Radiation Therapy for Melanoma
]]>Main Page]]> | ]]>Risk Factors]]> | ]]>Symptoms]]> | ]]>Diagnosis]]> | ]]>Treatment]]> | ]]>Screening]]> | ]]>Reducing Your Risk]]> | ]]>Talking to Your Doctor]]> | ]]>Living With Melanoma]]> | ]]>Resource Guide]]>
Radiation is usually given to relieve symptoms caused by melanoma that has spread to the bone or brain. It generally does not cure melanoma. In certain circumstances, radiation therapy may be offered in a more curative approach. There is data suggesting that when radiation therapy is given to the head and neck, after surgery, it can significantly reduce the chances of the cancer coming back and/or spreading to the nearby lymph nodes. This ability to reduce the chances of the cancer’s return has translated into a survival advantage in some cases and should be discussed with your radiation oncologist. In any case, the successful treatment of melanoma is a multi-modality approach and surgeons, dermatologists, medical and radiation oncologists should be involved in your care and should work together from the beginning to plan your best course of treatment.

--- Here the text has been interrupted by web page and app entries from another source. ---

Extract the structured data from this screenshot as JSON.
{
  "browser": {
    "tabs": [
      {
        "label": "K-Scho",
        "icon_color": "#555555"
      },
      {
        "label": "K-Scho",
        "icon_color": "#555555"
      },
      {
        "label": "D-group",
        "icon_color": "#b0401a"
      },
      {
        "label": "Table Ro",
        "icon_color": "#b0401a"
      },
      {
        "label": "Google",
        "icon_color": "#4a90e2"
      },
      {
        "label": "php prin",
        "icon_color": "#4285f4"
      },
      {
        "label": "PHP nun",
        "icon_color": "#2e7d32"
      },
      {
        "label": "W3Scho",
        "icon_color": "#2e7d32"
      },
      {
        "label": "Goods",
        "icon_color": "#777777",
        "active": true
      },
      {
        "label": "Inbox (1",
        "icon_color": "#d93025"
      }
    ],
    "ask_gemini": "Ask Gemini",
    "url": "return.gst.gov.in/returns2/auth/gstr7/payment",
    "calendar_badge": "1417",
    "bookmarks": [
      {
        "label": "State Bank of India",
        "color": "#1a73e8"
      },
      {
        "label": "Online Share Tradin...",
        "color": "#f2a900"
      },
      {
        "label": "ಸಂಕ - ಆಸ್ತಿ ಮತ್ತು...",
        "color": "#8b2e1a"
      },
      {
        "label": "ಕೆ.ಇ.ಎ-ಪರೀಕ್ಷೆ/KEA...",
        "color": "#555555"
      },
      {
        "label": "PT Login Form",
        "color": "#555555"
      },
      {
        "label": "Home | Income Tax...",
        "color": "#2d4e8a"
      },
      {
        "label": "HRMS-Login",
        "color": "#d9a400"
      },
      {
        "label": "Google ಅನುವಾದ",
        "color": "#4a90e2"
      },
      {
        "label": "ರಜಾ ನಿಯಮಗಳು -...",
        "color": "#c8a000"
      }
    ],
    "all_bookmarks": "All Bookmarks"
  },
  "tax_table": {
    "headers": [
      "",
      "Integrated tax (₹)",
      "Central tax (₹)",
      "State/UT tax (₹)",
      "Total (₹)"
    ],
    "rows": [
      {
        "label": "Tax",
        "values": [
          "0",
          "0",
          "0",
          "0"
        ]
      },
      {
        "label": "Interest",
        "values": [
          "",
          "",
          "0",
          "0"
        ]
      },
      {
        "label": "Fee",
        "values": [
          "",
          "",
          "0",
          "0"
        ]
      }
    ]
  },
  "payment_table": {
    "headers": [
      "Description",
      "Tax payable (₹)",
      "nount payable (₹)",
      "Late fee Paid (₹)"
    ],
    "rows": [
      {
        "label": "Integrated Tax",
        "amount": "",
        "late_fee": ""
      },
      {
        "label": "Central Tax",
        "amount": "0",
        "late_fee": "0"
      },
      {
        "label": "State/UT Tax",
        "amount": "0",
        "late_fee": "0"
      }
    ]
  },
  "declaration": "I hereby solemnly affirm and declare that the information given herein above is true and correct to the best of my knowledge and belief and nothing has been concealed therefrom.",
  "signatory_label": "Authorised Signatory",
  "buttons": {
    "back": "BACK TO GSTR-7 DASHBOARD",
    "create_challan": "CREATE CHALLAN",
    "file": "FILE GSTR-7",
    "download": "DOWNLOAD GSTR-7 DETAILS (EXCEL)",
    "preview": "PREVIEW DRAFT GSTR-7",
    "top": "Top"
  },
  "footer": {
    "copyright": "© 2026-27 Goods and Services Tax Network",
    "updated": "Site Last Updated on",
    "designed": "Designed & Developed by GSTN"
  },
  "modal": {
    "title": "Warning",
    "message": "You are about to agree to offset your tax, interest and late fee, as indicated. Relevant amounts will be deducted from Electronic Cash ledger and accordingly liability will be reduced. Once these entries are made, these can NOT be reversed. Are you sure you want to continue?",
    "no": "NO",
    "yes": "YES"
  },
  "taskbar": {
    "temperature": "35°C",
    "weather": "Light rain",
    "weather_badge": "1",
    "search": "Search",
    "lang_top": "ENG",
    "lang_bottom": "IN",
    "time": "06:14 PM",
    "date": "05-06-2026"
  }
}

External Radiation Therapy
In external beam radiation therapy, radiation is produced by a machine called a linear accelerator. Short bursts of x-rays are fired from the machine at your cancer. The x-rays come out in a square-shaped manner, and the radiation oncologist designs special blocks to shape the radiation beam so that it treats the cancer and as little normal tissue as possible.
Radiation of a Tumor
Like chemotherapy, the side effects from radiation result from injury to the normal tissues. There are many new ways that the radiation oncologist can customize your treatment to try and kill as much cancer while sparing as much normal tissue as possible. The radiation oncologist will determine how many treatments you will receive; sometimes they will be once a day and sometimes twice per day. Each treatment generally only takes a few minutes, and the total treatment time can range from 5-8 weeks depending on the total dose required.
Many people believe that once you have received a certain dose of radiation you can no longer get any more treatment. It is true that each tissue in the body can only safely tolerate a certain dose of radiation. However, the therapy is very focused, and it is possible that you can get additional treatments to an already treated area or certainly to an area not yet treated. Ask your radiation oncologist about what dose you can safely receive.
You may experience side effects common to radiation therapy, including:
- Skin changes (redness, irritation)
- Feelings of anger, anxiety, depression, frustration
- Reduced white blood cell count
When to Contact Your Doctor
Call your doctor if you:
- Develop side effects from the treatment
- Develop new or unusual symptoms
American Cancer Society website. Available at: http://www.cancer.org/docroot/home/index.asp .
Mendenhall WM, Amdur RJ, Grobmyer SR, George TJ Jr, Werning JW, Hochwald SN, Mendenhall NP. Adjuvant radiotherapy for cutaneous melanoma. Cancer . 2008 Mar 15;112(6):1189-96. Review.
National Cancer Institute website. Available at: http://www.cancer.gov/ .
Last reviewed July 2008 by ]]>Ross Zeltser, MD, FAAD]]>
Please be aware that this information is provided to supplement the care provided by your physician. It is neither intended nor implied to be a substitute for professional medical advice. CALL YOUR HEALTHCARE PROVIDER IMMEDIATELY IF YOU THINK YOU MAY HAVE A MEDICAL EMERGENCY. Always seek the advice of your physician or other qualified health provider prior to starting any new treatment or with any questions you may have regarding a medical condition.
Copyright © 2007 EBSCO Publishing All rights reserved.